> _Your objective_: Each entry here is to be restated word for word.

> _Materials provided_:

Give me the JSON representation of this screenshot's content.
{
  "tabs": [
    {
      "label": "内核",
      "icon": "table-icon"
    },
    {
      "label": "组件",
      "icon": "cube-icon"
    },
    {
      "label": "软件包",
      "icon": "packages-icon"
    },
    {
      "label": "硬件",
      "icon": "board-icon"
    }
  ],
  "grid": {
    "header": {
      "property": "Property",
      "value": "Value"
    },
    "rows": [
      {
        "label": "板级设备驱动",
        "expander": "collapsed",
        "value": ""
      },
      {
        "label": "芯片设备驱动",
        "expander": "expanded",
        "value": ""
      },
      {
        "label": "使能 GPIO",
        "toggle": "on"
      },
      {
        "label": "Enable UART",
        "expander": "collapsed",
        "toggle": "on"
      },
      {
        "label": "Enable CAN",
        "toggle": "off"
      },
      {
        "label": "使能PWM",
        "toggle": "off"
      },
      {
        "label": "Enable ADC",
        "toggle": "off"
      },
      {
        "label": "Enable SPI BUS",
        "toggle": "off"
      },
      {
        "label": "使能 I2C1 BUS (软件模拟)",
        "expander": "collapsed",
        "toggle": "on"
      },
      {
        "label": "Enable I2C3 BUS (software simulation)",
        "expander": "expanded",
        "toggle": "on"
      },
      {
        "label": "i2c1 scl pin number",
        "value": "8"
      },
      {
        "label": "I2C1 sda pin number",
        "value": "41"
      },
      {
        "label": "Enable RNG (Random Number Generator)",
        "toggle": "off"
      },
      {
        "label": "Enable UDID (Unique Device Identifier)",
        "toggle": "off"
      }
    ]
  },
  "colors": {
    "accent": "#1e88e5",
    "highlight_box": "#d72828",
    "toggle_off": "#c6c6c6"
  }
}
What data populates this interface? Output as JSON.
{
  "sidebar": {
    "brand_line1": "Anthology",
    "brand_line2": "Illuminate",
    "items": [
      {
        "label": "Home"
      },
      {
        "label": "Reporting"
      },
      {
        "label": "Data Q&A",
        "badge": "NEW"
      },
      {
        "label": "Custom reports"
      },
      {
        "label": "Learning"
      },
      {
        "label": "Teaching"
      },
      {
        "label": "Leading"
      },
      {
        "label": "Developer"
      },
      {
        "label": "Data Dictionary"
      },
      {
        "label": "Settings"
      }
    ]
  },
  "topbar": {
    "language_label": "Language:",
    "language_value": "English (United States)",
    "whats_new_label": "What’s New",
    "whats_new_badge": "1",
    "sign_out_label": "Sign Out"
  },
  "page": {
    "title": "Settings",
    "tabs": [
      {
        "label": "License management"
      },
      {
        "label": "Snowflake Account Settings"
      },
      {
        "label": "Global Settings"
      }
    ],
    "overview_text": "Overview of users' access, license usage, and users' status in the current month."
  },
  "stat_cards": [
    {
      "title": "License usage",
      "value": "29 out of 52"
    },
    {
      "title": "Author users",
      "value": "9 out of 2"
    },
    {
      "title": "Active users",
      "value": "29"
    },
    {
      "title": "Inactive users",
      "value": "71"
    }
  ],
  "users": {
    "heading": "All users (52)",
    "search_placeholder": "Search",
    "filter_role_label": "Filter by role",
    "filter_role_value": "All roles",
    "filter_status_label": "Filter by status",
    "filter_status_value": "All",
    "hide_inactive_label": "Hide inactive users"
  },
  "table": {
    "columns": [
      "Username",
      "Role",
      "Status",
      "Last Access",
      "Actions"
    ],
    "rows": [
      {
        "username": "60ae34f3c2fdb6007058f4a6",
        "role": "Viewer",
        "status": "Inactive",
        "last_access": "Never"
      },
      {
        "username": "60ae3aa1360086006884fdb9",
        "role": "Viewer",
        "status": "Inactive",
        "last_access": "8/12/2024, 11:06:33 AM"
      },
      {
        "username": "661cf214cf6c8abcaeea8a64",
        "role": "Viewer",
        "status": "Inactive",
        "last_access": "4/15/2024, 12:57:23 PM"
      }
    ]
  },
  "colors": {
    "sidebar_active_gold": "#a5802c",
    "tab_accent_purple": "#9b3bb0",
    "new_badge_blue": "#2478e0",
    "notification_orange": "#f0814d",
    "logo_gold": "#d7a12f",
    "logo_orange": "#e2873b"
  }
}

> _Solution to this task_:
Give me the JSON representation of this screenshot's content.
{
  "tabs": [
    {
      "label": "内核",
      "icon": "table-icon"
    },
    {
      "label": "组件",
      "icon": "cube-icon"
    },
    {
      "label": "软件包",
      "icon": "packages-icon"
    },
    {
      "label": "硬件",
      "icon": "board-icon"
    }
  ],
  "grid": {
    "header": {
      "property": "Property",
      "value": "Value"
    },
    "rows": [
      {
        "label": "板级设备驱动",
        "expander": "collapsed",
        "value": ""
      },
      {
        "label": "芯片设备驱动",
        "expander": "expanded",
        "value": ""
      },
      {
        "label": "使能 GPIO",
        "toggle": "on"
      },
      {
        "label": "Enable UART",
        "expander": "collapsed",
        "toggle": "on"
      },
      {
        "label": "Enable CAN",
        "toggle": "off"
      },
      {
        "label": "使能PWM",
        "toggle": "off"
      },
      {
        "label": "Enable ADC",
        "toggle": "off"
      },
      {
        "label": "Enable SPI BUS",
        "toggle": "off"
      },
      {
        "label": "使能 I2C1 BUS (软件模拟)",
        "expander": "collapsed",
        "toggle": "on"
      },
      {
        "label": "Enable I2C3 BUS (software simulation)",
        "expander": "expanded",
        "toggle": "on"
      },
      {
        "label": "i2c1 scl pin number",
        "value": "8"
      },
      {
        "label": "I2C1 sda pin number",
        "value": "41"
      },
      {
        "label": "Enable RNG (Random Number Generator)",
        "toggle": "off"
      },
      {
        "label": "Enable UDID (Unique Device Identifier)",
        "toggle": "off"
      }
    ]
  },
  "colors": {
    "accent": "#1e88e5",
    "highlight_box": "#d72828",
    "toggle_off": "#c6c6c6"
  }
}
What data populates this interface? Output as JSON.
{
  "sidebar": {
    "brand_line1": "Anthology",
    "brand_line2": "Illuminate",
    "items": [
      {
        "label": "Home"
      },
      {
        "label": "Reporting"
      },
      {
        "label": "Data Q&A",
        "badge": "NEW"
      },
      {
        "label": "Custom reports"
      },
      {
        "label": "Learning"
      },
      {
        "label": "Teaching"
      },
      {
        "label": "Leading"
      },
      {
        "label": "Developer"
      },
      {
        "label": "Data Dictionary"
      },
      {
        "label": "Settings"
      }
    ]
  },
  "topbar": {
    "language_label": "Language:",
    "language_value": "English (United States)",
    "whats_new_label": "What’s New",
    "whats_new_badge": "1",
    "sign_out_label": "Sign Out"
  },
  "page": {
    "title": "Settings",
    "tabs": [
      {
        "label": "License management"
      },
      {
        "label": "Snowflake Account Settings"
      },
      {
        "label": "Global Settings"
      }
    ],
    "overview_text": "Overview of users' access, license usage, and users' status in the current month."
  },
  "stat_cards": [
    {
      "title": "License usage",
      "value": "29 out of 52"
    },
    {
      "title": "Author users",
      "value": "9 out of 2"
    },
    {
      "title": "Active users",
      "value": "29"
    },
    {
      "title": "Inactive users",
      "value": "71"
    }
  ],
  "users": {
    "heading": "All users (52)",
    "search_placeholder": "Search",
    "filter_role_label": "Filter by role",
    "filter_role_value": "All roles",
    "filter_status_label": "Filter by status",
    "filter_status_value": "All",
    "hide_inactive_label": "Hide inactive users"
  },
  "table": {
    "columns": [
      "Username",
      "Role",
      "Status",
      "Last Access",
      "Actions"
    ],
    "rows": [
      {
        "username": "60ae34f3c2fdb6007058f4a6",
        "role": "Viewer",
        "status": "Inactive",
        "last_access": "Never"
      },
      {
        "username": "60ae3aa1360086006884fdb9",
        "role": "Viewer",
        "status": "Inactive",
        "last_access": "8/12/2024, 11:06:33 AM"
      },
      {
        "username": "661cf214cf6c8abcaeea8a64",
        "role": "Viewer",
        "status": "Inactive",
        "last_access": "4/15/2024, 12:57:23 PM"
      }
    ]
  },
  "colors": {
    "sidebar_active_gold": "#a5802c",
    "tab_accent_purple": "#9b3bb0",
    "new_badge_blue": "#2478e0",
    "notification_orange": "#f0814d",
    "logo_gold": "#d7a12f",
    "logo_orange": "#e2873b"
  }
}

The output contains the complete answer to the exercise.